Today -- so help me -- is Global Handwashing Day.  Global Handwashing Day is another brain child (along with the Oil for Food Scandal) of the U.N., as part of its observance of the International Year of Sanitation. (Did you know this was the International Year of Sanitation? I didn't know it was the International Year of Sanitation.) It was established by the Public-Private Partnership for Handwashing with Soap (at a cocktail party: "Hey, baby, I'm the president of the Public-Private Partnership for Handwashing with Soap. Your place or mine?"), and it is part of a campaign to make handwashing with soap not merely a good idea, but an ingrained habit. Says the Official Website of Global Handwashing Day: "The guiding vision of Global Handwashing Day is a local and global culture of handwashing with soap. Although people around the world wash their hands with water, very few wash their hands with soap at the critical occasions."

Is washing our hands with soap a good way to prevent the spread of disease? Sure. That's why mothers are always nagging their kids about washing up and wetting the soap. Should we wash our hands with soap before eating? You bet. Should we wash our hands with soap after going to the bathroom? No doubt about it. Do we like the idea of shaking hands with people who just came out of the can without washing their hands? Decidedly not. Would the world be a better, and perhaps healthier place if more people washed their hands with soap? Very likely it would.

But isn't something like Global Handwashing Day the kind of thing that happens when a gigantic, secular, quasi-governmental bureaucracy takes over functions that used to be performed by private philanthropic concerns, and especially the Church? (Does anybody seriously imagine that missionary nuns and priests running hospitals and orphanages didn't teach people to wash up? Is anybody not willing to bet they promoted washing up even before the connection was made between dirt and disease?) These secular holidays and quasi-religious observances are really poor and indeed laughable substitutes for the things that truly lift people's spirits (and, incidentally, improve their standard of living). And rendering laughable the remedy for a problem tends to have the effect of discrediting that remedy, however good it is. This is why people who don't have a sense of humor should never be in charge of anything that matters.

Quite honestly, whatever the noble intentions of the U.N.'s celebration of washing hands with soap, it is laughable. One of the great supporters of the U.N., Winston Churchill, unquestionably promoted a high degree of regulation of and government interference in private affairs, particularly in his early career.
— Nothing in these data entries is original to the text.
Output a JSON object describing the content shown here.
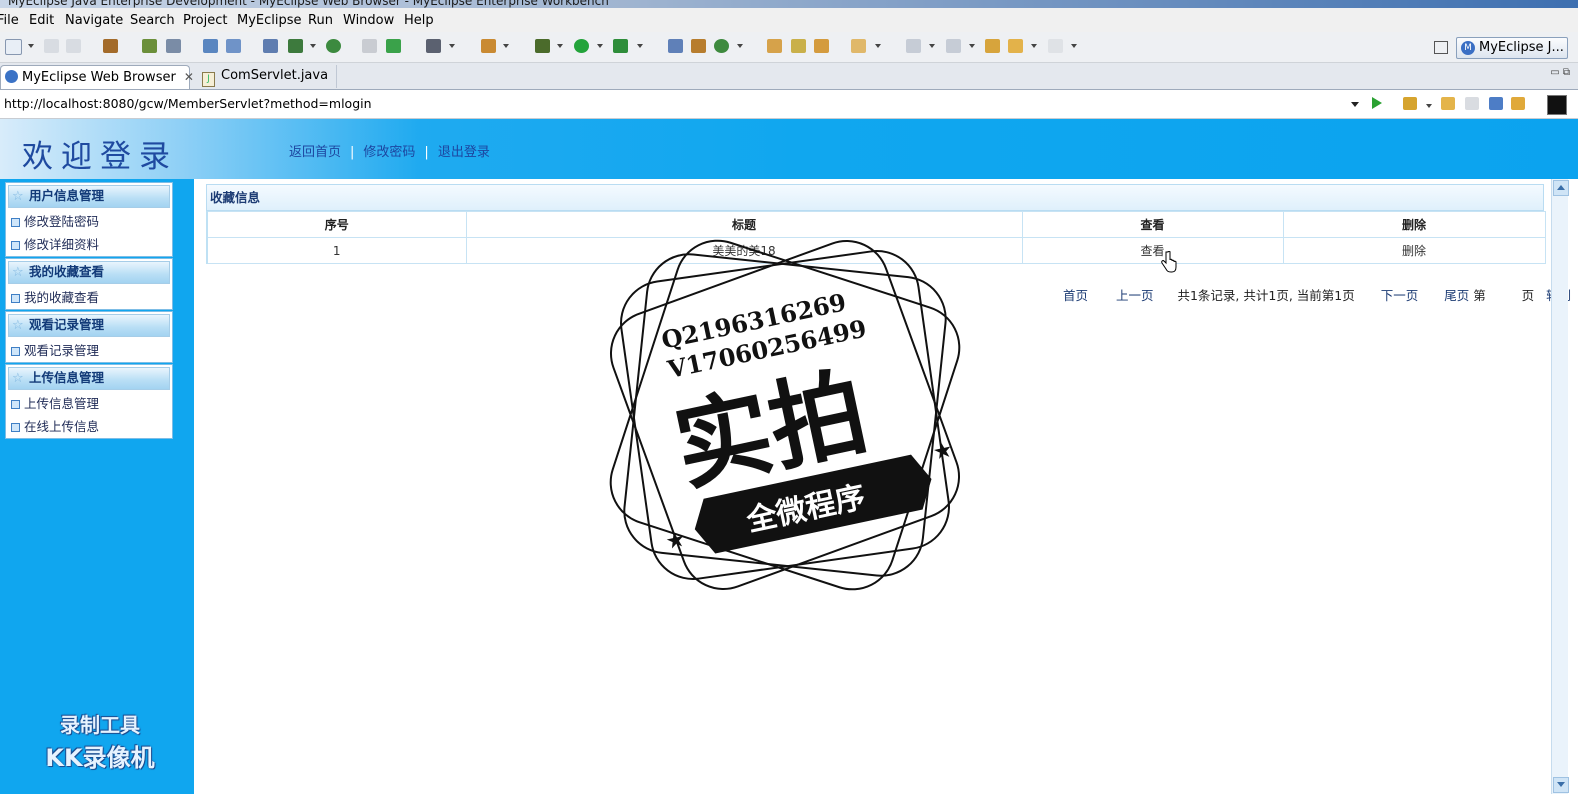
{
  "window": {
    "title": "MyEclipse Java Enterprise Development - MyEclipse Web Browser - MyEclipse Enterprise Workbench"
  },
  "menu": [
    "File",
    "Edit",
    "Navigate",
    "Search",
    "Project",
    "MyEclipse",
    "Run",
    "Window",
    "Help"
  ],
  "perspective": {
    "label": "MyEclipse J..."
  },
  "editor_tabs": [
    {
      "label": "MyEclipse Web Browser",
      "active": true
    },
    {
      "label": "ComServlet.java",
      "active": false
    }
  ],
  "browser": {
    "url": "http://localhost:8080/gcw/MemberServlet?method=mlogin"
  },
  "page": {
    "title": "欢迎登录",
    "top_nav": [
      "返回首页",
      "修改密码",
      "退出登录"
    ],
    "sidebar": [
      {
        "title": "用户信息管理",
        "items": [
          "修改登陆密码",
          "修改详细资料"
        ]
      },
      {
        "title": "我的收藏查看",
        "items": [
          "我的收藏查看"
        ]
      },
      {
        "title": "观看记录管理",
        "items": [
          "观看记录管理"
        ]
      },
      {
        "title": "上传信息管理",
        "items": [
          "上传信息管理",
          "在线上传信息"
        ]
      }
    ],
    "watermark": {
      "line1": "录制工具",
      "line2": "KK录像机"
    },
    "panel_title": "收藏信息",
    "table": {
      "columns": [
        "序号",
        "标题",
        "查看",
        "删除"
      ],
      "rows": [
        [
          "1",
          "美美的美18",
          "查看",
          "删除"
        ]
      ]
    },
    "pager": {
      "first": "首页",
      "prev": "上一页",
      "summary": "共1条记录, 共计1页, 当前第1页",
      "next": "下一页",
      "last": "尾页",
      "goto_prefix": "第",
      "goto_suffix": "页",
      "goto": "转到"
    }
  },
  "stamp": {
    "line1": "Q2196316269",
    "line2": "V17060256499",
    "big": "实拍",
    "banner": "全微程序"
  },
  "colors": {
    "header_blue": "#10a7ef",
    "title_blue": "#1f4aa0",
    "link_blue": "#1d46a0"
  }
}
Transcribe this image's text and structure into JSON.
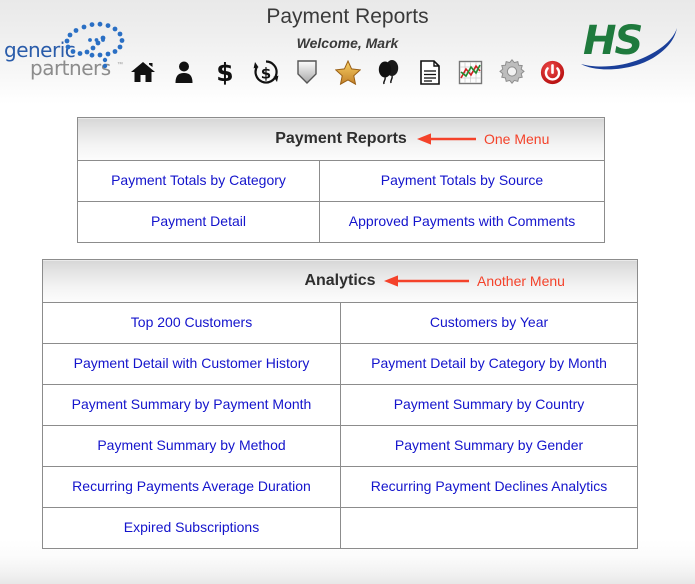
{
  "page": {
    "title": "Payment Reports",
    "welcome": "Welcome, Mark"
  },
  "branding": {
    "left_logo": {
      "word1": "generic",
      "word2": "partners",
      "trademark": "™",
      "color1": "#2a5caa",
      "color2": "#8c8c8c",
      "mark": "dotted-infinity-loop"
    },
    "right_logo": {
      "text": "HS",
      "text_color": "#1f7a3d",
      "swoosh_color": "#1a3f99"
    }
  },
  "toolbar": {
    "icons": [
      {
        "name": "home-icon",
        "label": "Home"
      },
      {
        "name": "person-icon",
        "label": "Customers"
      },
      {
        "name": "dollar-icon",
        "label": "Payments"
      },
      {
        "name": "recurring-dollar-icon",
        "label": "Recurring Payments"
      },
      {
        "name": "shield-icon",
        "label": "Security"
      },
      {
        "name": "star-icon",
        "label": "Favorites"
      },
      {
        "name": "balloons-icon",
        "label": "Events"
      },
      {
        "name": "document-icon",
        "label": "Reports"
      },
      {
        "name": "chart-icon",
        "label": "Analytics"
      },
      {
        "name": "gear-icon",
        "label": "Settings"
      },
      {
        "name": "power-icon",
        "label": "Log Out"
      }
    ]
  },
  "menus": [
    {
      "id": "payment-reports",
      "heading": "Payment Reports",
      "annotation": "One Menu",
      "annotation_color": "#f4422a",
      "rows": [
        [
          "Payment Totals by Category",
          "Payment Totals by Source"
        ],
        [
          "Payment Detail",
          "Approved Payments with Comments"
        ]
      ]
    },
    {
      "id": "analytics",
      "heading": "Analytics",
      "annotation": "Another Menu",
      "annotation_color": "#f4422a",
      "rows": [
        [
          "Top 200 Customers",
          "Customers by Year"
        ],
        [
          "Payment Detail with Customer History",
          "Payment Detail by Category by Month"
        ],
        [
          "Payment Summary by Payment Month",
          "Payment Summary by Country"
        ],
        [
          "Payment Summary by Method",
          "Payment Summary by Gender"
        ],
        [
          "Recurring Payments Average Duration",
          "Recurring Payment Declines Analytics"
        ],
        [
          "Expired Subscriptions",
          ""
        ]
      ]
    }
  ],
  "colors": {
    "link": "#1414cc",
    "heading": "#2e2e2e",
    "annotation": "#f4422a",
    "border": "#8c8c8c"
  }
}
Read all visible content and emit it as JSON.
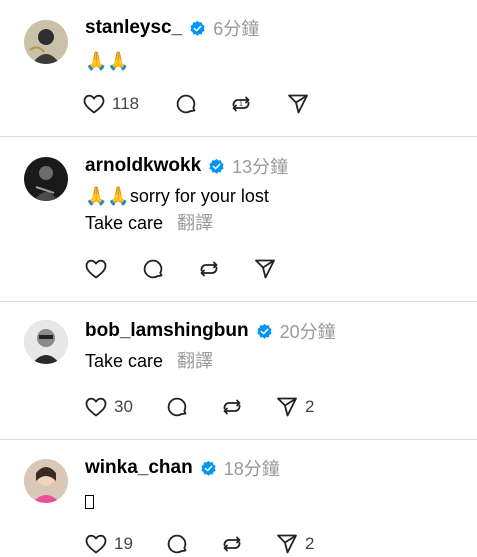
{
  "posts": [
    {
      "username": "stanleysc_",
      "time": "6分鐘",
      "text": "🙏🙏",
      "translate": "",
      "likes": "118",
      "shares": ""
    },
    {
      "username": "arnoldkwokk",
      "time": "13分鐘",
      "text": "🙏🙏sorry for your lost",
      "text2": "Take care",
      "translate": "翻譯",
      "likes": "",
      "shares": ""
    },
    {
      "username": "bob_lamshingbun",
      "time": "20分鐘",
      "text": "Take care",
      "translate": "翻譯",
      "likes": "30",
      "shares": "2"
    },
    {
      "username": "winka_chan",
      "time": "18分鐘",
      "text": "",
      "translate": "",
      "likes": "19",
      "shares": "2"
    }
  ],
  "icons": {
    "verified": "verified-badge-icon",
    "like": "heart-icon",
    "comment": "comment-bubble-icon",
    "repost": "repost-icon",
    "share": "send-icon"
  },
  "colors": {
    "verified": "#0095f6",
    "separator": "#dcdcdc",
    "muted": "#999999"
  }
}
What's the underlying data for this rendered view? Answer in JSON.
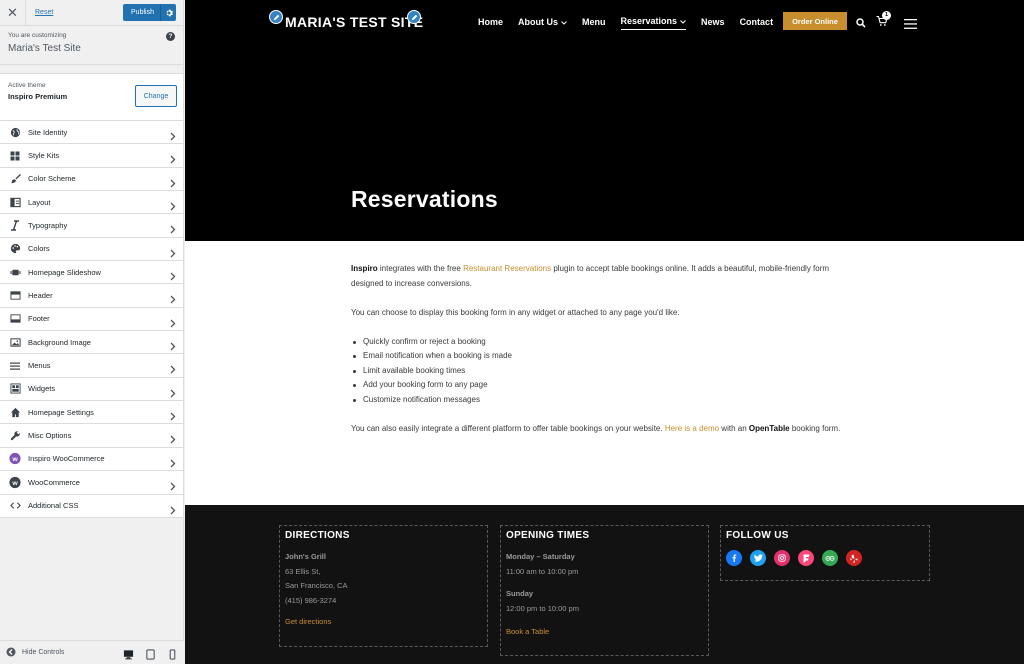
{
  "sidebar": {
    "reset_label": "Reset",
    "publish_label": "Publish",
    "customizing_label": "You are customizing",
    "site_name": "Maria's Test Site",
    "active_theme_label": "Active theme",
    "theme_name": "Inspiro Premium",
    "change_label": "Change",
    "items": [
      {
        "label": "Site Identity",
        "icon": "globe-icon"
      },
      {
        "label": "Style Kits",
        "icon": "grid-icon"
      },
      {
        "label": "Color Scheme",
        "icon": "brush-icon"
      },
      {
        "label": "Layout",
        "icon": "layout-icon"
      },
      {
        "label": "Typography",
        "icon": "italic-icon"
      },
      {
        "label": "Colors",
        "icon": "palette-icon"
      },
      {
        "label": "Homepage Slideshow",
        "icon": "slides-icon"
      },
      {
        "label": "Header",
        "icon": "header-icon"
      },
      {
        "label": "Footer",
        "icon": "footer-icon"
      },
      {
        "label": "Background Image",
        "icon": "image-icon"
      },
      {
        "label": "Menus",
        "icon": "menu-icon"
      },
      {
        "label": "Widgets",
        "icon": "widgets-icon"
      },
      {
        "label": "Homepage Settings",
        "icon": "home-icon"
      },
      {
        "label": "Misc Options",
        "icon": "wrench-icon"
      },
      {
        "label": "Inspiro WooCommerce",
        "icon": "woo-purple-icon"
      },
      {
        "label": "WooCommerce",
        "icon": "woo-dark-icon"
      },
      {
        "label": "Additional CSS",
        "icon": "code-icon"
      }
    ],
    "hide_controls_label": "Hide Controls"
  },
  "site": {
    "logo": "MARIA'S TEST SITE",
    "nav": [
      {
        "label": "Home",
        "dropdown": false,
        "active": false
      },
      {
        "label": "About Us",
        "dropdown": true,
        "active": false
      },
      {
        "label": "Menu",
        "dropdown": false,
        "active": false
      },
      {
        "label": "Reservations",
        "dropdown": true,
        "active": true
      },
      {
        "label": "News",
        "dropdown": false,
        "active": false
      },
      {
        "label": "Contact",
        "dropdown": false,
        "active": false
      }
    ],
    "order_button": "Order Online",
    "cart_count": "1",
    "page_title": "Reservations",
    "content": {
      "p1_bold": "Inspiro",
      "p1_a": " integrates with the free ",
      "p1_link": "Restaurant Reservations",
      "p1_b": " plugin to accept table bookings online. It adds a beautiful, mobile-friendly form designed to increase conversions.",
      "p2": "You can choose to display this booking form in any widget or attached to any page you'd like.",
      "bullets": [
        "Quickly confirm or reject a booking",
        "Email notification when a booking is made",
        "Limit available booking times",
        "Add your booking form to any page",
        "Customize notification messages"
      ],
      "p3_a": "You can also easily integrate a different platform to offer table bookings on your website. ",
      "p3_link": "Here is a demo",
      "p3_b": " with an ",
      "p3_bold": "OpenTable",
      "p3_c": " booking form."
    },
    "footer": {
      "directions": {
        "title": "DIRECTIONS",
        "name": "John's Grill",
        "address1": "63 Ellis St,",
        "address2": "San Francisco, CA",
        "phone": "(415) 986-3274",
        "link": "Get directions"
      },
      "hours": {
        "title": "OPENING TIMES",
        "day1": "Monday – Saturday",
        "time1": "11:00 am to 10:00 pm",
        "day2": "Sunday",
        "time2": "12:00 pm to 10:00 pm",
        "link": "Book a Table"
      },
      "follow": {
        "title": "FOLLOW US",
        "socials": [
          {
            "icon": "facebook-icon",
            "color": "#1877f2"
          },
          {
            "icon": "twitter-icon",
            "color": "#1da1f2"
          },
          {
            "icon": "instagram-icon",
            "color": "#e1306c"
          },
          {
            "icon": "foursquare-icon",
            "color": "#f94877"
          },
          {
            "icon": "tripadvisor-icon",
            "color": "#34a853"
          },
          {
            "icon": "yelp-icon",
            "color": "#d32323"
          }
        ]
      }
    }
  },
  "colors": {
    "accent": "#c88e2e",
    "wp_blue": "#2271b1"
  }
}
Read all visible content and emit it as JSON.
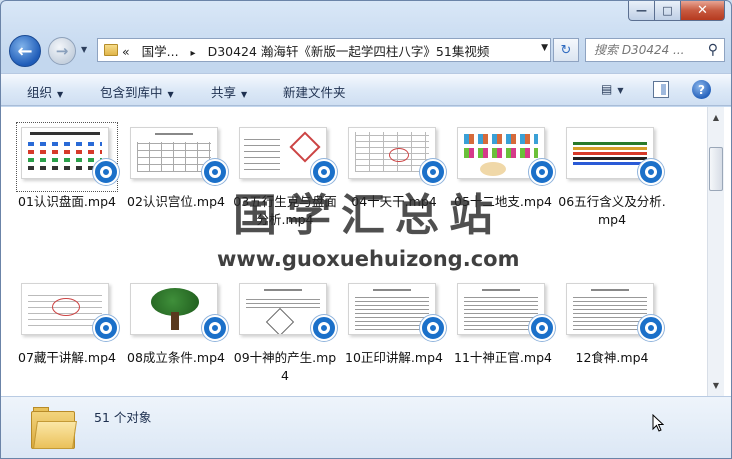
{
  "window": {
    "minimize_glyph": "—",
    "maximize_glyph": "□",
    "close_glyph": "✕"
  },
  "nav": {
    "back_glyph": "←",
    "forward_glyph": "→",
    "address_overflow": "«",
    "address_parts": [
      "国学...",
      "D30424 瀚海轩《新版一起学四柱八字》51集视频"
    ],
    "address_sep": "▸",
    "search_placeholder": "搜索 D30424 ...",
    "refresh_glyph": "↻"
  },
  "toolbar": {
    "organize": "组织",
    "include_library": "包含到库中",
    "share": "共享",
    "new_folder": "新建文件夹"
  },
  "files": [
    {
      "name": "01认识盘面.mp4",
      "selected": true
    },
    {
      "name": "02认识宫位.mp4"
    },
    {
      "name": "03五行生克与盘面分析.mp4"
    },
    {
      "name": "04十天干.mp4"
    },
    {
      "name": "05十二地支.mp4"
    },
    {
      "name": "06五行含义及分析.mp4"
    },
    {
      "name": "07藏干讲解.mp4"
    },
    {
      "name": "08成立条件.mp4"
    },
    {
      "name": "09十神的产生.mp4"
    },
    {
      "name": "10正印讲解.mp4"
    },
    {
      "name": "11十神正官.mp4"
    },
    {
      "name": "12食神.mp4"
    }
  ],
  "details": {
    "count_text": "51 个对象"
  },
  "watermark": {
    "title": "国学汇总站",
    "url": "www.guoxuehuizong.com"
  },
  "colors": {
    "badge": "#1b70c9",
    "close_button": "#c75a40",
    "toolbar_bg": "#dde9f7"
  }
}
He even declared a War on Lice when he commanded a battallion of the Royal Scots Fusiliers during World War I. Nevertheless, he envisioned the United Nations as a bulwark against aggression and a means of avoiding war. Global Handwashing Day just doesn't call to mind the hopes Churchill invested in the U.N. amid the wreckage of an exhausted, battered and bloodied world in 1945.


  1. The reason the UN thinks they need to have a global handwashing day is precisely because the numbers of teaching nuns have disappeared. I remember Sister Virginia telling her class to wash their hands with that fierce look on her face!

    In my profession, I wash my hands before and after every patient contact whenever possible. In between, I use Isogel. I guess Sister Virginia taught me well.

  2. Hmm....I have this strange and uncontrollable desire, suddenly, to go wash my hands with soap.

    What a novelty! Whose brilliant idea was that!? And we have some handsoap (can you IMAGINE!?) from Bath and Body's scented, so my hands will smell nice....

  3. P.G., I think the thing to remember is that the UN's loony secular holidays aren't merely filling a vacuum that just happened to come along; the vacuum was created on purpose, slowly but surely, by the very movement that is making the world a paradise for bureaucrats. (And the moral confusion within the Church over the last several decades hasn't helped.)

    I am glad, though, that both you and Adoro are into handwashing!

  4. I guess they needed to add something to "global hand-wringing day" (er, earth day).